I have probably enjoyed reminiscing on what I have written above more so than coming up with an answer here. Further, I don’t really believe there is a single answer. It certainly wasn’t technology, however I cannot deny the impact my fairly digital lifestyle has had on reading in the past, say three or four years. Although as I note below, in more recent times the power of the internet has helped in bringing me back to reading.
Probably the biggest impact at the outset was a combination of very young children and some less than desirable working hours. Certainly no excuse, however clearly my priorities at the time lay elsewhere — and given their importance in the journey to where I am today, I would do the same again.
Looking back, what did surprise me the most I guess is the fact I essentially stopped reading completely (other than professionally), for about six to eight years in all. Now that I do find appalling, not only in losing something I found so enjoyable, but also in the knowledge my efforts to be a better writer rely heavily on being a better reader.
The answer then, was fairly easy to come by after all I suppose. Could I say life got in the way? Perhaps, however more accurately it would be a combination of life’s priorities and an error by omission on my part.
Why the concerted effort now to read more again? There are many reasons: realisation of the benefit; seeing my children’s bookshelves slowly filling as they find their own tastes and styles; casting my mind back to something which brought great enjoyment yet has somehow fallen off my radar; and probably the most telling — the simple fact reading (or not) is something I have direct control over regardless of anything else which may be going on in my life.
In an interesting way, writing this blog, participating in NaNoWriMo in 2014, and an interest in podcasts have also contributed to a renewed effort to get back into reading. All in many ways powered by technology and social media.
The blog and NaNoWriMo seem fairly obvious — clearly the objective here is to read more and eventually write a little better as a result. The desire to create more — and with better quality — has fuelled the need to consume more.

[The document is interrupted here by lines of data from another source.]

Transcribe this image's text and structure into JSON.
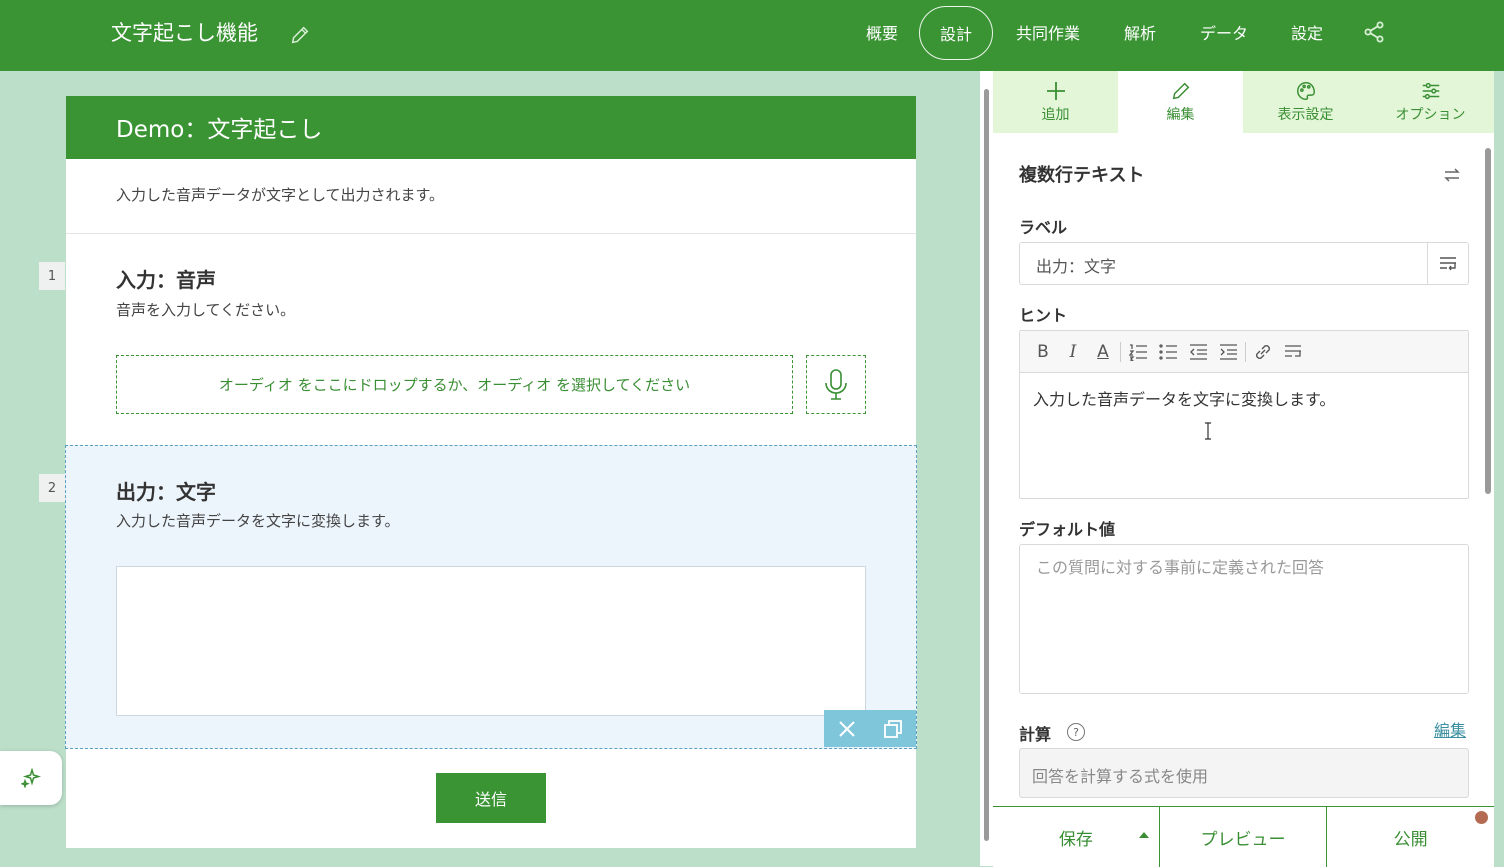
{
  "app": {
    "title": "文字起こし機能",
    "nav": [
      "概要",
      "設計",
      "共同作業",
      "解析",
      "データ",
      "設定"
    ],
    "active_nav": "設計"
  },
  "form": {
    "title": "Demo：文字起こし",
    "description": "入力した音声データが文字として出力されます。",
    "questions": [
      {
        "number": "1",
        "title": "入力：音声",
        "description": "音声を入力してください。",
        "dropzone_text": "オーディオ をここにドロップするか、オーディオ を選択してください"
      },
      {
        "number": "2",
        "title": "出力：文字",
        "description": "入力した音声データを文字に変換します。"
      }
    ],
    "submit_label": "送信"
  },
  "panel": {
    "tabs": [
      {
        "label": "追加",
        "icon": "plus-icon"
      },
      {
        "label": "編集",
        "icon": "pencil-icon"
      },
      {
        "label": "表示設定",
        "icon": "palette-icon"
      },
      {
        "label": "オプション",
        "icon": "sliders-icon"
      }
    ],
    "active_tab": "編集",
    "section_title": "複数行テキスト",
    "label_field": {
      "label": "ラベル",
      "value": "出力：文字"
    },
    "hint_field": {
      "label": "ヒント",
      "value": "入力した音声データを文字に変換します。"
    },
    "default_field": {
      "label": "デフォルト値",
      "placeholder": "この質問に対する事前に定義された回答"
    },
    "calc_field": {
      "label": "計算",
      "edit_link": "編集",
      "placeholder": "回答を計算する式を使用"
    },
    "bottom": {
      "save": "保存",
      "preview": "プレビュー",
      "publish": "公開"
    }
  },
  "colors": {
    "brand": "#3a9434",
    "background": "#bcdfca",
    "selected_question": "#ecf4fc",
    "action_bar": "#80c6db"
  }
}
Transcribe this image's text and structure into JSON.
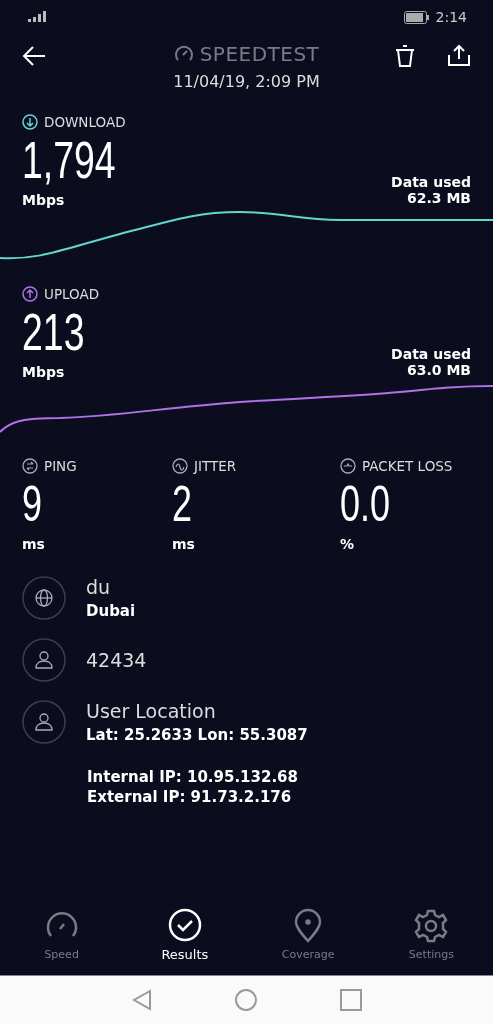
{
  "status_bar": {
    "time": "2:14"
  },
  "header": {
    "title": "SPEEDTEST",
    "date": "11/04/19, 2:09 PM"
  },
  "transfers": [
    {
      "kind": "download",
      "label": "DOWNLOAD",
      "value": "1,794",
      "unit": "Mbps",
      "data_label": "Data used",
      "data_value": "62.3 MB",
      "color": "#5fd8d0"
    },
    {
      "kind": "upload",
      "label": "UPLOAD",
      "value": "213",
      "unit": "Mbps",
      "data_label": "Data used",
      "data_value": "63.0 MB",
      "color": "#b070e8"
    }
  ],
  "stats": [
    {
      "kind": "ping",
      "label": "PING",
      "value": "9",
      "unit": "ms"
    },
    {
      "kind": "jitter",
      "label": "JITTER",
      "value": "2",
      "unit": "ms"
    },
    {
      "kind": "loss",
      "label": "PACKET LOSS",
      "value": "0.0",
      "unit": "%"
    }
  ],
  "info": [
    {
      "kind": "isp",
      "title": "du",
      "detail": "Dubai"
    },
    {
      "kind": "server",
      "title": "42434"
    },
    {
      "kind": "location",
      "title": "User Location",
      "detail": "Lat: 25.2633 Lon: 55.3087"
    }
  ],
  "ips": [
    "Internal IP: 10.95.132.68",
    "External IP: 91.73.2.176"
  ],
  "tabs": [
    {
      "kind": "speed",
      "label": "Speed",
      "selected": false
    },
    {
      "kind": "results",
      "label": "Results",
      "selected": true
    },
    {
      "kind": "coverage",
      "label": "Coverage",
      "selected": false
    },
    {
      "kind": "settings",
      "label": "Settings",
      "selected": false
    }
  ]
}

The role of a podcast? A little more obscure perhaps, however after coming across Covered, by Harry Marks, a discussion about various books, often with their authors, my interest piqued even further. I can thank Covered for pointing me towards very enjoyable reads this year, in Consumed by Aaron Mahnke, and the superb Above All Men by Eric Shonkwiler.
Fortunately, I have also rediscovered the power of the essay, and if you’d like to do the same, you need look no further than Matt Gemmell’s Raw Materials. If what I have seen so far is any guide (site membership perks being what they are), Matt’s first full length work due for publication later this year will be another highlight.
Although a little disjointed and certainly not intended to be an exhaustive history of my reading to date, what appears above were the things which came to mind recently reflecting on the very question which is the title of this post.
The realisation I had drifted away from the reading I enjoyed immensely so many years ago, to a list dominated by professional journals and publications was a fairly disappointing one to say the least. Of course priorities change — and rightly so — out of necessity and the various stages we reach in our lives, both professionally and personally.
If by now you have already concluded that I of course had the time to continue reading, and I simply did not make the time to do so, you would be absolutely correct. To bring this piece towards a close, let’s go with one of the most overused clichés we can find — it’s never too late.
Although a walk in the park compared to those of you who power through a mountain of books each year, in January I set a target of reading 24 books for the year. As June rolls along, I have read nine. Will I make it? Perhaps not, however even reaching two-thirds of the target will be an improvement on the past year — or six.